My asawa and I had just returned from another trip to Cebu City with our little niece and nephew from Guimaras in tow. We only had a couple of days before we would attend what I like to call “The Neon Blue Jesus Wedding.” My spouse and I were approached a couple of months ago by some distant relatives and asked to be sponsors for the big event. We readily agreed. We hadn’t been a godmother,“Ninang”, or godfather, “Ninong” in the Philippines for several years.
The nuptials gave my spouse an excuse to go shopping for a new dress she could wear to this Filipino wedding. And of course a new dress also meant a new pair of shoes. But you married guys out there already knew that.
I needed a new barong tagalog, traditional formal wear for the Filipino male, and dress pants. Although I had only worn my old barong twice, a larger size outfit in size 2X was now needed. I sweat profusely the minute I put one of these things on so my wife and I decided to take some pictures at our new home in the Philippines before we left for the church where the wedding was to be held.
Note that I’m not wearing my 25-year-old Florsheim’s in the house. You never wear shoes in a Filipino home. Vinyl slippers are the standard inside footwear.
Good friends graciously picked us up to take us to the wedding’s venue, St. John the Baptist Church, in Jordan, Guimaras. We stopped by their house before leaving for the church. Here’s a look at some of the beautiful ladies that were also involved in the wedding. It’s a tough life in the Philippines, isn’t it, being surrounded by such beautiful Filipinas, my own asawa included, of course.
St. John the Baptist Church was built in Jordan, Guimaras in January 1970. The blue neon Jesus hung above the altar. The mass only took about 40 minutes. The picture taking afterward lasted about as long.

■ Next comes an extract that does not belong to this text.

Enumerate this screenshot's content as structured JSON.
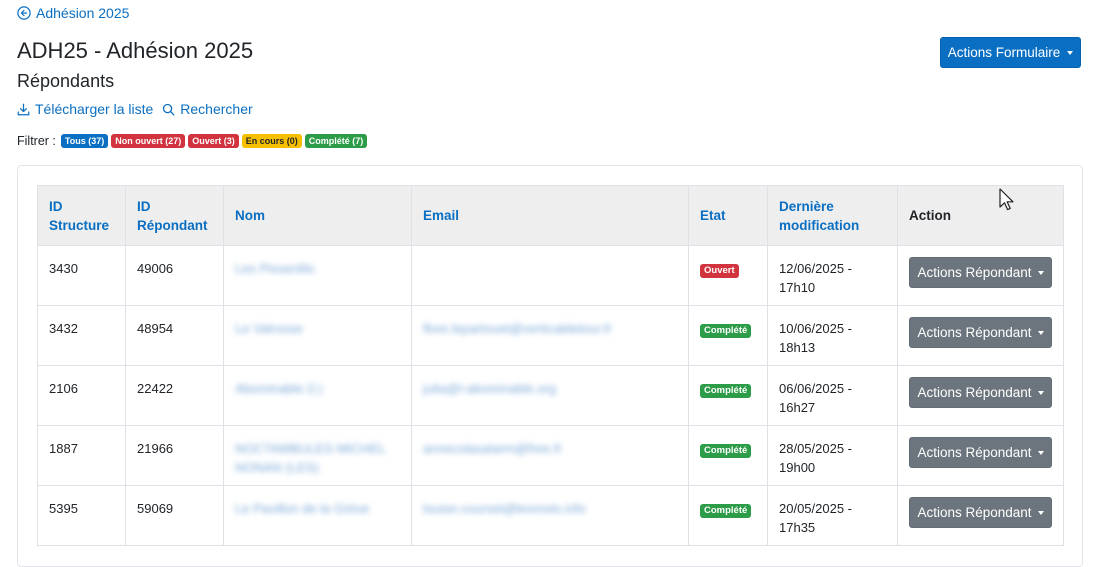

The bride and groom were kneeling for quite some time during the ceremony. For more details on a traditional Filipino wedding, check out this previous post.
After the pictures were taken we headed back to our friend’s home where a multicab, jeepney, soon picked us up so we could attend the reception. The road to the reception area was too narrow for our truck. The signage shown below can be seen at most important celebrations in the Philippines.
Of course, it wouldn’t be a party without the lechon, shown below. My asawa and I were sitting nearby and were splattered a few times by the dead pig’s juices as the carver’s bolo did it’s work. Note to self: Avoid sitting so close to the lechon at future celebrations.
There was a huge crowd on hand for the reception. Free food brings in lots of folks, no matter what country you live in. The Philippines is no exception. No adult beverages were served, only Pepsi. I didn’t mind. I’ve only had a few beers in the last month anyway.
Here’s a look at my lovely asawa enjoying the wedding reception.
EVERY party in the Philippines requires a stack of speakers as seen shown below. We had to shut our windows the night before the wedding to get some sleep as the couple’s reception was in the same barangay as ours.
James, the groom, is a carpenter, and quite shy. When given the opportunity to speak, he declined. I was invited to say a few words of advice to the couple. My nugget of wisdom to the groom was this:
“Always listen to your asawa.”
The happy couple share a kiss.
Which of these young ladies would catch the bride’s bouquet? The Filipina in the middle.
Congratulations to James and Beth. We pray they have a long and prosperous life together. We’re thankful for the invitation to their big day.
We caught a jeepney ride home and the first thing I did was peel off my barong tagalog and take a shower. The rainy season has finally hit us and the humidity levels have shot up. But that’s fine with me, we really need the rain. And I really needed a shower. Ask my asawa.